I bought a pair of these back in June and, for obvious reasons, only tested them recently. The gloves I am reviewing are black matte-surfaced neoprene on the outside and a dense, thin fuzz on the inside, with pre-curved fingers and thumb (blue at the joints). They use a Velcro wrist strap to cinch the entry closed once donned.
I had been wearing Sealskinz gloves, which I consider unsatisfactory due to extremely slow drying time, tendency to stink even when washed after every use and turned inside out to dry, difficulty of donning and doffing, and--quite simply--their leakiness AND lack of warmth even when dry. Their best feature was decent paddle feel.
The Glacier gloves are far superior to either Sealskinz or standard neoprene gloves (which I tried and immediately ditched because of their horrible feel on the paddle). These dry more quickly, don't stink, are easy to don and doff (the gloves hold themselves open), allow good paddle feel, and are warm. Best of all, the gloves don't let ANY water in unless the wrists aren't cinched well enough. More on that later.
I tested them first by dunking my hands in the 49-degree water. No water entered the gloves at all. These gloves are very well-made. Hands stayed toasty warm.
Next, I practiced static braces, sculling while lying with back on the water, and rolling. As expected, some water pushed into the gaps around my wrists. Still, my hands remained warm. The fingers fit snugly enough that the water couldn't get there, and what got into the palm area seeped out later. Sensation was good enough that feeling the blade edges' position was no problem. Best of all, I didn't get the usual neoprene "squirm" that drives me nuts. I LOVE the pre-curved fingers.
I finished the test by simply going for a paddle of about 7.5 miles. The gloves were so comfortable I kept them on the whole time. No squirm. The interiors were damp from the seepage yet didn't feel slippery-nasty as I've had with neoprene gloves. The fuzzy interiors remained pleasant on the skin.

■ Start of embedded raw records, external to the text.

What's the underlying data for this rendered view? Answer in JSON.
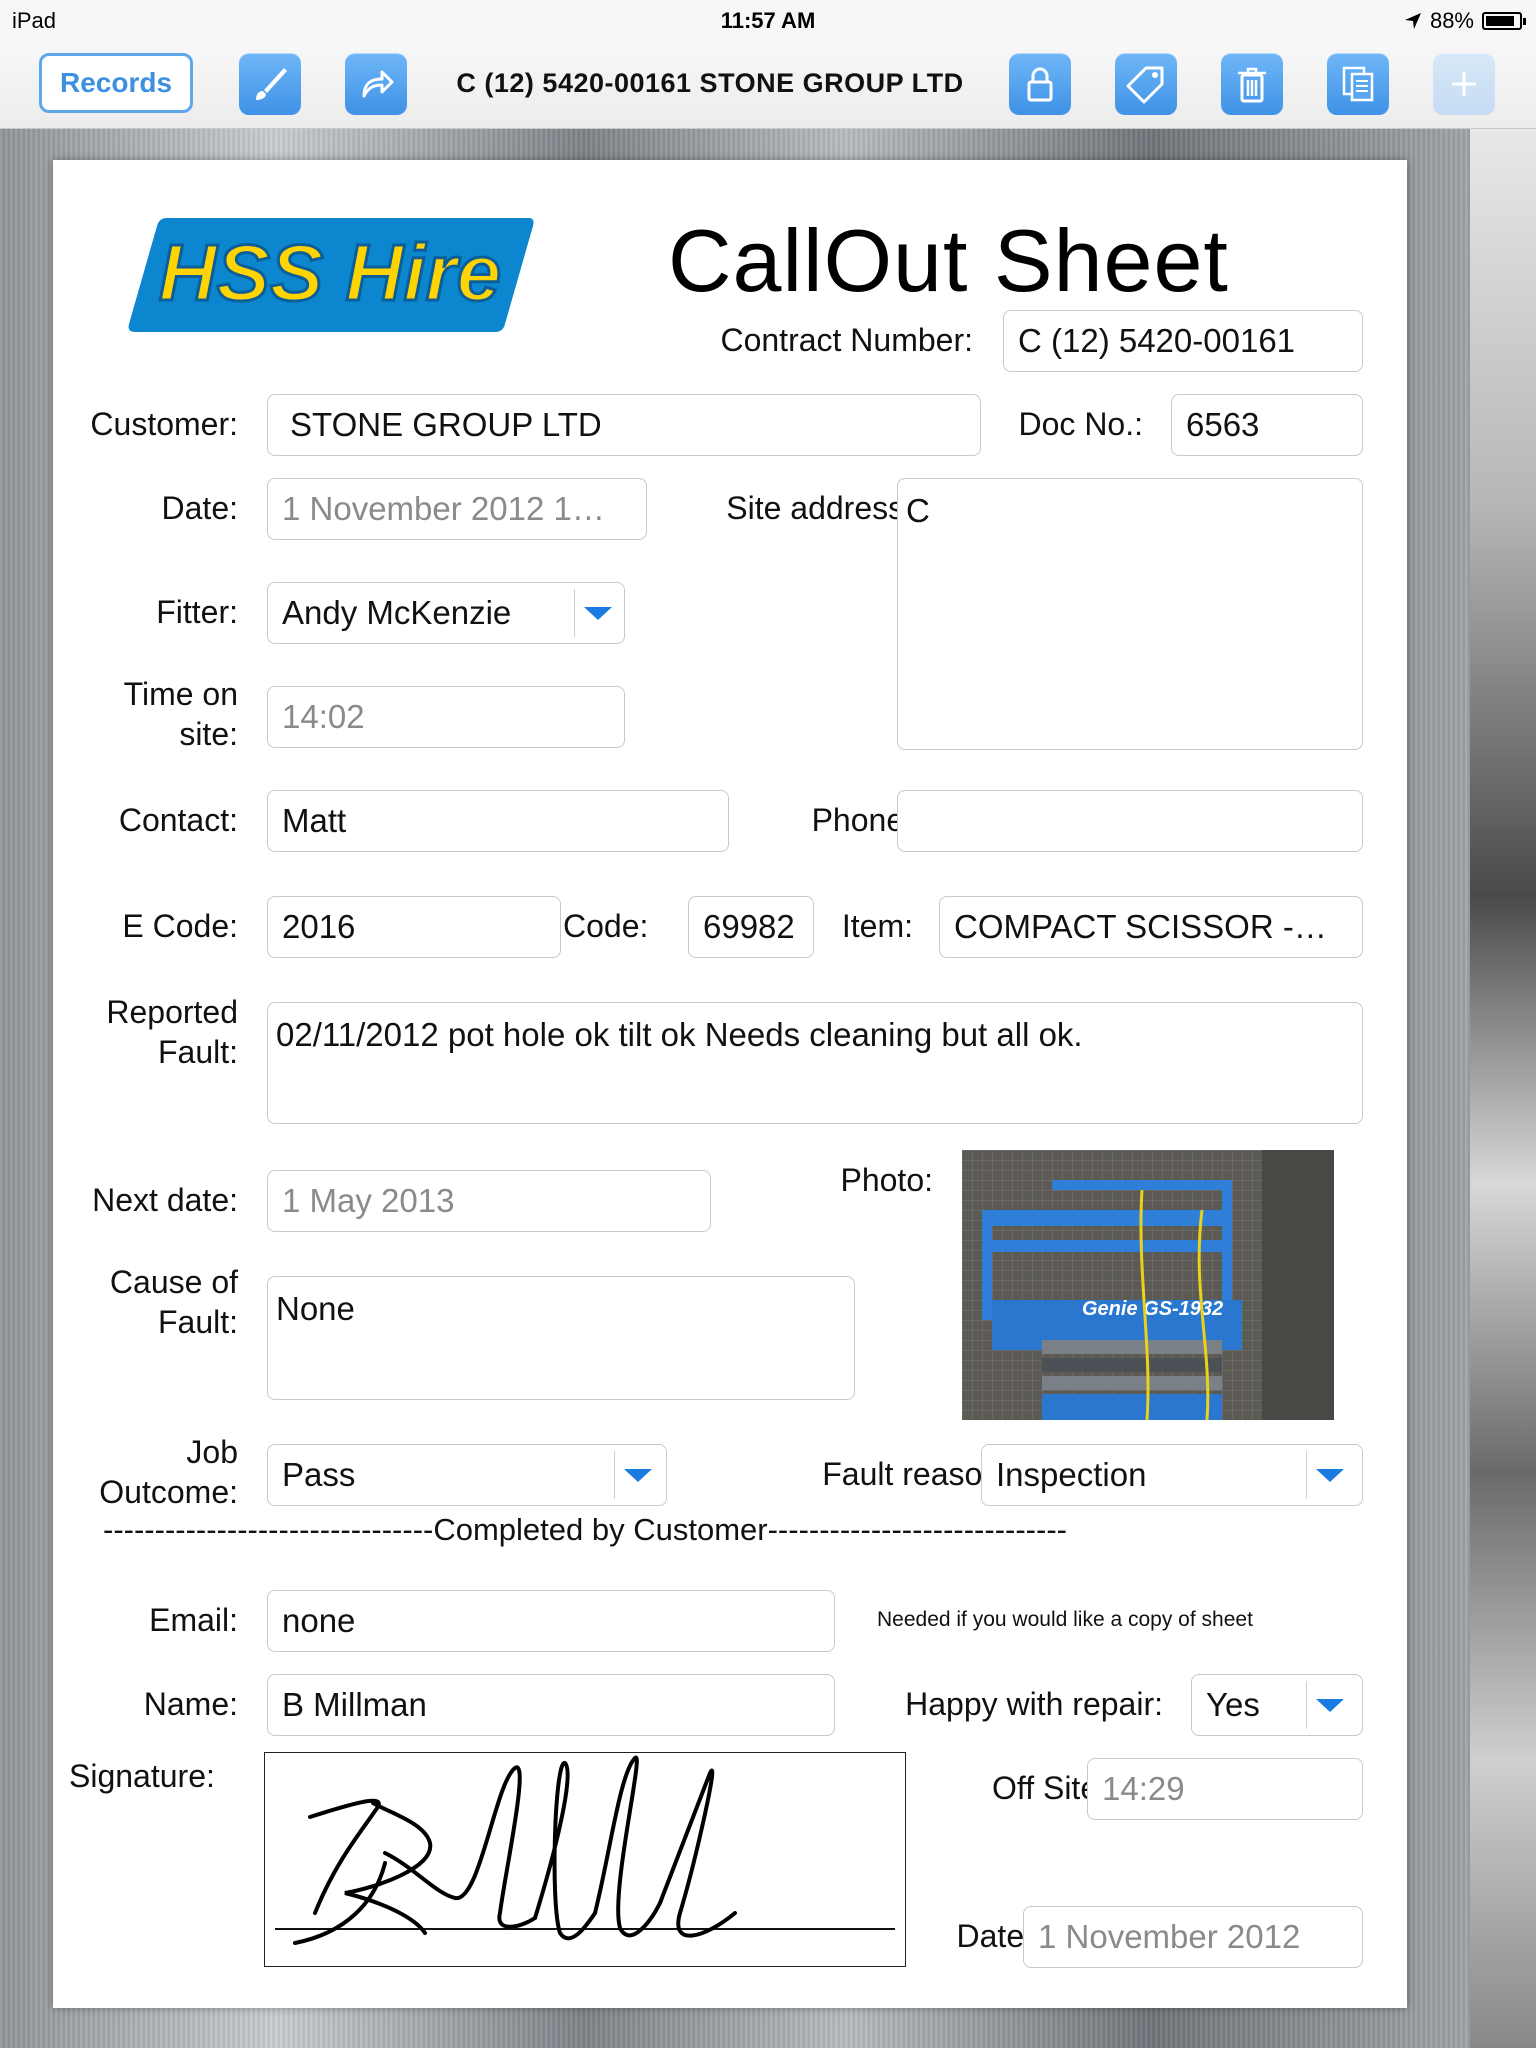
{
  "status_bar": {
    "device": "iPad",
    "time": "11:57 AM",
    "battery": "88%",
    "battery_level": 0.88
  },
  "toolbar": {
    "records_label": "Records",
    "title": "C (12) 5420-00161 STONE GROUP LTD",
    "icons": [
      "brush-icon",
      "share-arrow-icon",
      "lock-icon",
      "tag-icon",
      "trash-icon",
      "copy-icon",
      "plus-icon"
    ]
  },
  "logo": {
    "text": "HSS Hire"
  },
  "sheet_title": "CallOut Sheet",
  "form": {
    "contract_number_label": "Contract Number:",
    "contract_number": "C (12) 5420-00161",
    "customer_label": "Customer:",
    "customer": "STONE GROUP LTD",
    "doc_no_label": "Doc No.:",
    "doc_no": "6563",
    "date_label": "Date:",
    "date": "1 November 2012 1…",
    "site_address_label": "Site address:",
    "site_address": "C",
    "fitter_label": "Fitter:",
    "fitter": "Andy McKenzie",
    "time_on_site_label_1": "Time on",
    "time_on_site_label_2": "site:",
    "time_on_site": "14:02",
    "contact_label": "Contact:",
    "contact": "Matt",
    "phone_label": "Phone:",
    "phone": "",
    "e_code_label": "E Code:",
    "e_code": "2016",
    "code_label": "Code:",
    "code": "69982",
    "item_label": "Item:",
    "item": "COMPACT SCISSOR -…",
    "reported_fault_label_1": "Reported",
    "reported_fault_label_2": "Fault:",
    "reported_fault": "02/11/2012 pot hole ok tilt ok Needs cleaning but all ok.",
    "next_date_label": "Next date:",
    "next_date": "1 May 2013",
    "photo_label": "Photo:",
    "photo_caption": "Genie GS-1932",
    "cause_label_1": "Cause of",
    "cause_label_2": "Fault:",
    "cause_of_fault": "None",
    "job_outcome_label_1": "Job",
    "job_outcome_label_2": "Outcome:",
    "job_outcome": "Pass",
    "fault_reason_label": "Fault reason:",
    "fault_reason": "Inspection",
    "completed_divider": "--------------------------------Completed by Customer-----------------------------",
    "email_label": "Email:",
    "email": "none",
    "email_note": "Needed if you would like a copy of sheet",
    "name_label": "Name:",
    "name": "B Millman",
    "happy_label": "Happy with repair:",
    "happy": "Yes",
    "signature_label": "Signature:",
    "off_site_label": "Off Site:",
    "off_site": "14:29",
    "date2_label": "Date:",
    "date2": "1 November 2012"
  },
  "colors": {
    "accent": "#3d8fe0",
    "logo_blue": "#0d86d0",
    "logo_yellow": "#ffd400"
  }
}
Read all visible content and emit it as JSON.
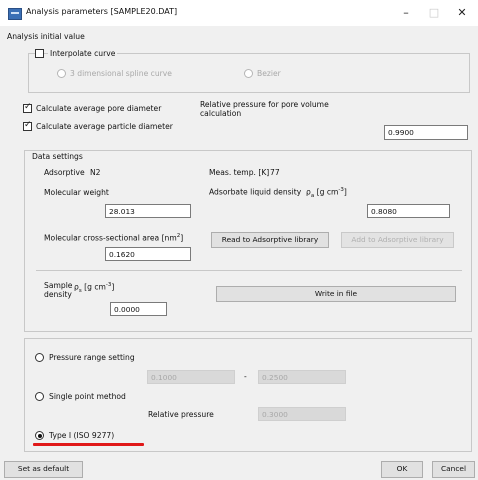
{
  "window": {
    "title": "Analysis parameters [SAMPLE20.DAT]",
    "min": "–",
    "max": "□",
    "close": "✕"
  },
  "analysis_initial_value": {
    "label": "Analysis initial value",
    "interpolate_label": "Interpolate curve",
    "spline_label": "3 dimensional spline curve",
    "bezier_label": "Bezier"
  },
  "calc": {
    "avg_pore_label": "Calculate average pore diameter",
    "avg_particle_label": "Calculate average particle diameter",
    "relp_label": "Relative pressure for pore volume calculation",
    "relp_value": "0.9900"
  },
  "data_settings": {
    "label": "Data settings",
    "adsorptive_label": "Adsorptive",
    "adsorptive_value": "N2",
    "meas_temp_label": "Meas. temp. [K]",
    "meas_temp_value": "77",
    "mw_label": "Molecular weight",
    "mw_value": "28.013",
    "ald_label": "Adsorbate liquid density",
    "ald_rho": "ρ",
    "ald_sub": "a",
    "ald_unit": "[g cm",
    "ald_sup": "-3",
    "ald_close": "]",
    "ald_value": "0.8080",
    "mcsa_label": "Molecular cross-sectional area [nm",
    "mcsa_sup": "2",
    "mcsa_close": "]",
    "mcsa_value": "0.1620",
    "read_button": "Read to Adsorptive library",
    "add_button": "Add to Adsorptive library",
    "sample_label": "Sample",
    "density_label": "density",
    "sd_rho": "ρ",
    "sd_sub": "s",
    "sd_unit": "[g cm",
    "sd_sup": "-3",
    "sd_close": "]",
    "sample_density_value": "0.0000",
    "write_button": "Write in file"
  },
  "method": {
    "pressure_range_label": "Pressure range setting",
    "pr_from": "0.1000",
    "pr_dash": "-",
    "pr_to": "0.2500",
    "single_point_label": "Single point method",
    "relp_label": "Relative pressure",
    "relp_value": "0.3000",
    "type1_label": "Type I (ISO 9277)"
  },
  "footer": {
    "default_button": "Set as default",
    "ok_button": "OK",
    "cancel_button": "Cancel"
  }
}
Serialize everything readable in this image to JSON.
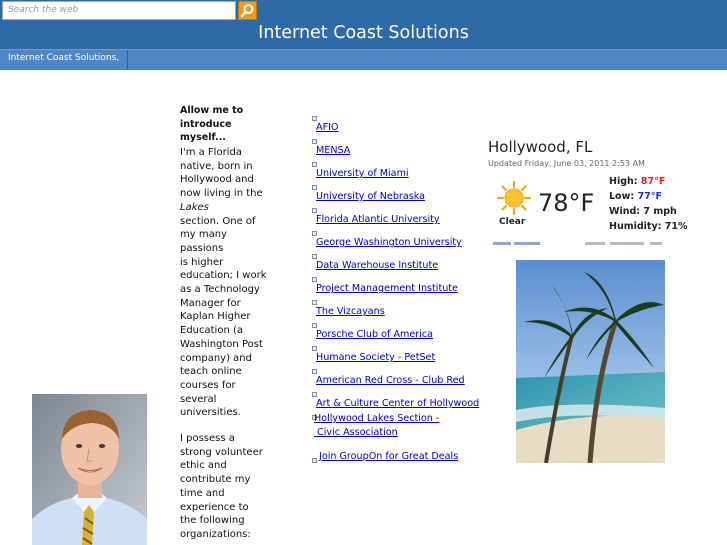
{
  "search": {
    "placeholder": "Search the web"
  },
  "header": {
    "title": "Internet Coast Solutions"
  },
  "nav": {
    "items": [
      {
        "label": "Internet Coast Solutions,"
      }
    ]
  },
  "intro": {
    "heading_line1": "Allow me to",
    "heading_line2": "introduce myself...",
    "p1_lines": [
      "I'm a Florida",
      "native, born in",
      "Hollywood and",
      "now living in the",
      "Lakes",
      "section. One of",
      "my many",
      "passions",
      "is higher",
      "education; I work",
      "as a Technology",
      "Manager for",
      "Kaplan Higher",
      "Education (a",
      "Washington Post",
      "company) and",
      "teach online",
      "courses for",
      "several",
      "universities."
    ],
    "p2_lines": [
      "I possess a",
      "strong volunteer",
      "ethic and",
      "contribute my",
      "time and",
      "experience to",
      "the following",
      "organizations:"
    ]
  },
  "links": [
    {
      "label": "AFIO"
    },
    {
      "label": "MENSA"
    },
    {
      "label": "University of Miami"
    },
    {
      "label": "University of Nebraska"
    },
    {
      "label": "Florida Atlantic University"
    },
    {
      "label": "George Washington University"
    },
    {
      "label": "Data Warehouse Institute"
    },
    {
      "label": "Project Management Institute"
    },
    {
      "label": "The Vizcayans"
    },
    {
      "label": "Porsche Club of America"
    },
    {
      "label": "Humane Society - PetSet"
    },
    {
      "label": "American Red Cross - Club Red"
    },
    {
      "label": "Art & Culture Center of Hollywood"
    },
    {
      "label": "Hollywood Lakes Section -",
      "label2": " Civic Association"
    },
    {
      "label": "Join GroupOn for Great Deals"
    }
  ],
  "weather": {
    "city": "Hollywood, FL",
    "updated": "Updated Friday, June 03, 2011 2:53 AM",
    "condition": "Clear",
    "temp": "78°F",
    "high_label": "High: ",
    "high_value": "87°F",
    "low_label": "Low: ",
    "low_value": "77°F",
    "wind": "Wind: 7 mph",
    "humidity": "Humidity: 71%",
    "icon": "sun-icon",
    "colors": {
      "high": "#e02020",
      "low": "#2030e0"
    }
  },
  "colors": {
    "header": "#2e6aa6",
    "navbar": "#4f86c5",
    "search_button": "#f29a1b",
    "link": "#0000cc"
  }
}
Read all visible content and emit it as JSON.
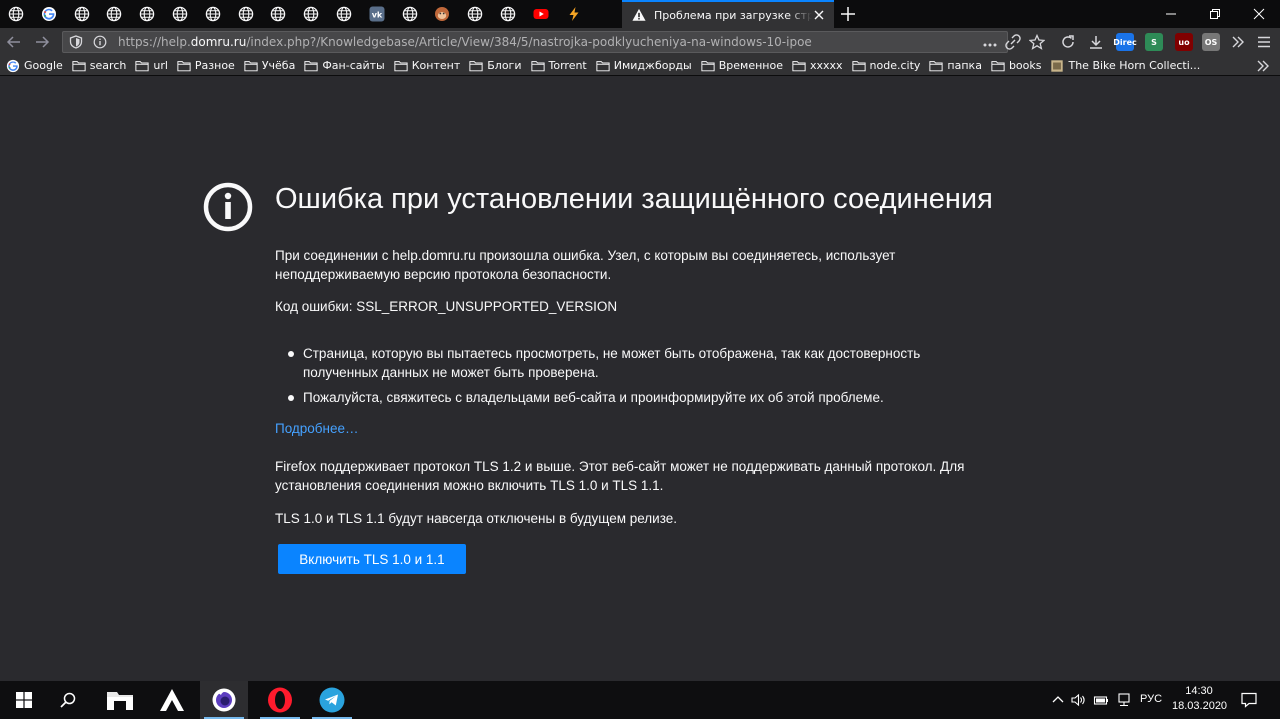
{
  "browser": {
    "pinned_tabs": [
      {
        "icon": "globe-icon"
      },
      {
        "icon": "google-icon"
      },
      {
        "icon": "globe-icon"
      },
      {
        "icon": "globe-icon"
      },
      {
        "icon": "globe-icon"
      },
      {
        "icon": "globe-icon"
      },
      {
        "icon": "globe-icon"
      },
      {
        "icon": "globe-icon"
      },
      {
        "icon": "globe-icon"
      },
      {
        "icon": "globe-icon"
      },
      {
        "icon": "globe-icon"
      },
      {
        "icon": "vk-icon"
      },
      {
        "icon": "globe-icon"
      },
      {
        "icon": "monkey-icon"
      },
      {
        "icon": "globe-icon"
      },
      {
        "icon": "globe-icon"
      },
      {
        "icon": "youtube-icon"
      },
      {
        "icon": "lightning-icon"
      }
    ],
    "active_tab": {
      "title": "Проблема при загрузке страницы",
      "icon": "warning-icon"
    },
    "url": {
      "prefix": "https://help.",
      "host": "domru.ru",
      "path": "/index.php?/Knowledgebase/Article/View/384/5/nastrojka-podklyucheniya-na-windows-10-ipoe"
    },
    "extensions": [
      {
        "name": "direct-extension",
        "label": "Direc",
        "color": "#1a73e8"
      },
      {
        "name": "s-extension",
        "label": "S",
        "color": "#2e8b57"
      },
      {
        "name": "ublock-extension",
        "label": "uo",
        "color": "#800000"
      },
      {
        "name": "os-extension",
        "label": "OS",
        "color": "#777777"
      }
    ],
    "bookmarks": [
      {
        "label": "Google",
        "icon": "google-icon"
      },
      {
        "label": "search",
        "icon": "folder-icon"
      },
      {
        "label": "url",
        "icon": "folder-icon"
      },
      {
        "label": "Разное",
        "icon": "folder-icon"
      },
      {
        "label": "Учёба",
        "icon": "folder-icon"
      },
      {
        "label": "Фан-сайты",
        "icon": "folder-icon"
      },
      {
        "label": "Контент",
        "icon": "folder-icon"
      },
      {
        "label": "Блоги",
        "icon": "folder-icon"
      },
      {
        "label": "Torrent",
        "icon": "folder-icon"
      },
      {
        "label": "Имиджборды",
        "icon": "folder-icon"
      },
      {
        "label": "Временное",
        "icon": "folder-icon"
      },
      {
        "label": "xxxxx",
        "icon": "folder-icon"
      },
      {
        "label": "node.city",
        "icon": "folder-icon"
      },
      {
        "label": "папка",
        "icon": "folder-icon"
      },
      {
        "label": "books",
        "icon": "folder-icon"
      },
      {
        "label": "The Bike Horn Collecti...",
        "icon": "page-icon"
      }
    ]
  },
  "error": {
    "title": "Ошибка при установлении защищённого соединения",
    "intro": "При соединении с help.domru.ru произошла ошибка. Узел, с которым вы соединяетесь, использует неподдерживаемую версию протокола безопасности.",
    "code": "Код ошибки: SSL_ERROR_UNSUPPORTED_VERSION",
    "bullets": [
      "Страница, которую вы пытаетесь просмотреть, не может быть отображена, так как достоверность полученных данных не может быть проверена.",
      "Пожалуйста, свяжитесь с владельцами веб-сайта и проинформируйте их об этой проблеме."
    ],
    "learn_more": "Подробнее…",
    "tls_note": "Firefox поддерживает протокол TLS 1.2 и выше. Этот веб-сайт может не поддерживать данный протокол. Для установления соединения можно включить TLS 1.0 и TLS 1.1.",
    "tls_future": "TLS 1.0 и TLS 1.1 будут навсегда отключены в будущем релизе.",
    "enable_button": "Включить TLS 1.0 и 1.1"
  },
  "taskbar": {
    "apps": [
      "start-icon",
      "search-icon",
      "file-explorer-icon",
      "arch-icon",
      "firefox-icon",
      "opera-icon",
      "telegram-icon"
    ],
    "lang": "РУС",
    "time": "14:30",
    "date": "18.03.2020"
  }
}
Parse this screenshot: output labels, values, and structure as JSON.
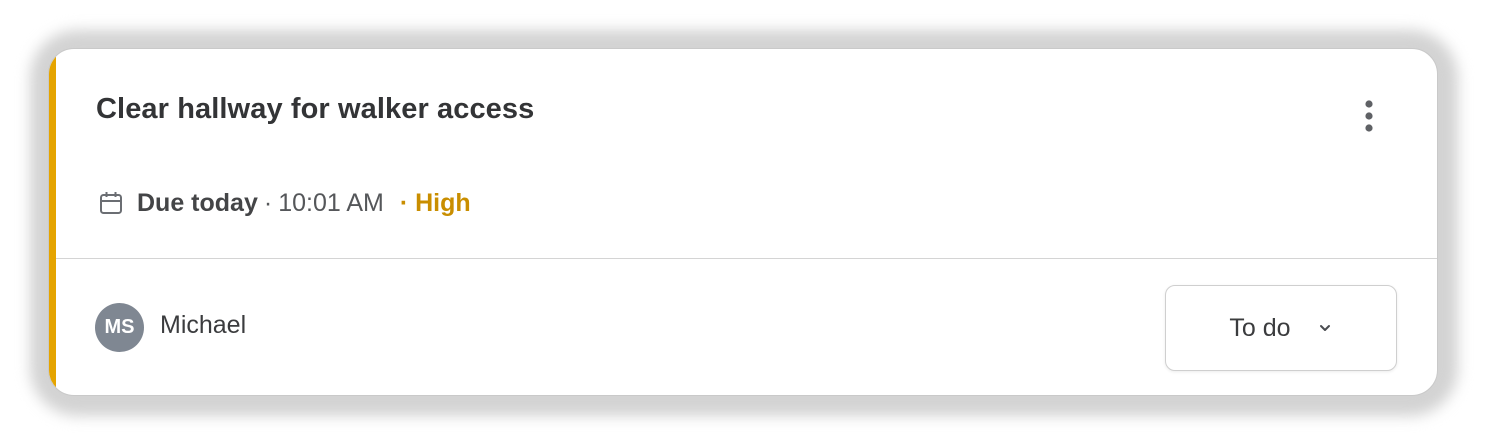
{
  "task": {
    "title": "Clear hallway for walker access",
    "due_label": "Due today",
    "separator": "·",
    "due_time": "10:01 AM",
    "priority": "· High",
    "assignee_initials": "MS",
    "assignee_name": "Michael",
    "status": "To do"
  },
  "colors": {
    "accent": "#e5a400",
    "priority_text": "#c98e00",
    "avatar_bg": "#7f8792",
    "text_primary": "#333436"
  },
  "icons": {
    "menu": "kebab-menu-icon",
    "calendar": "calendar-icon",
    "dropdown": "chevron-down-icon"
  }
}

By the way, these gloves are ice-climbing gloves, not paddling gloves, LOL. They may be the best cross-sport application I've encountered.
The ONLY gripe I have is I wish there were a better way of snugging the wrist openings. Overlapping gusseted cuffs with stretchy cinch straps, perhaps???? Meanwhile, these gloves are better than anything else I've tried. If they can't improve the openings, I'll be quite happy with them as they are.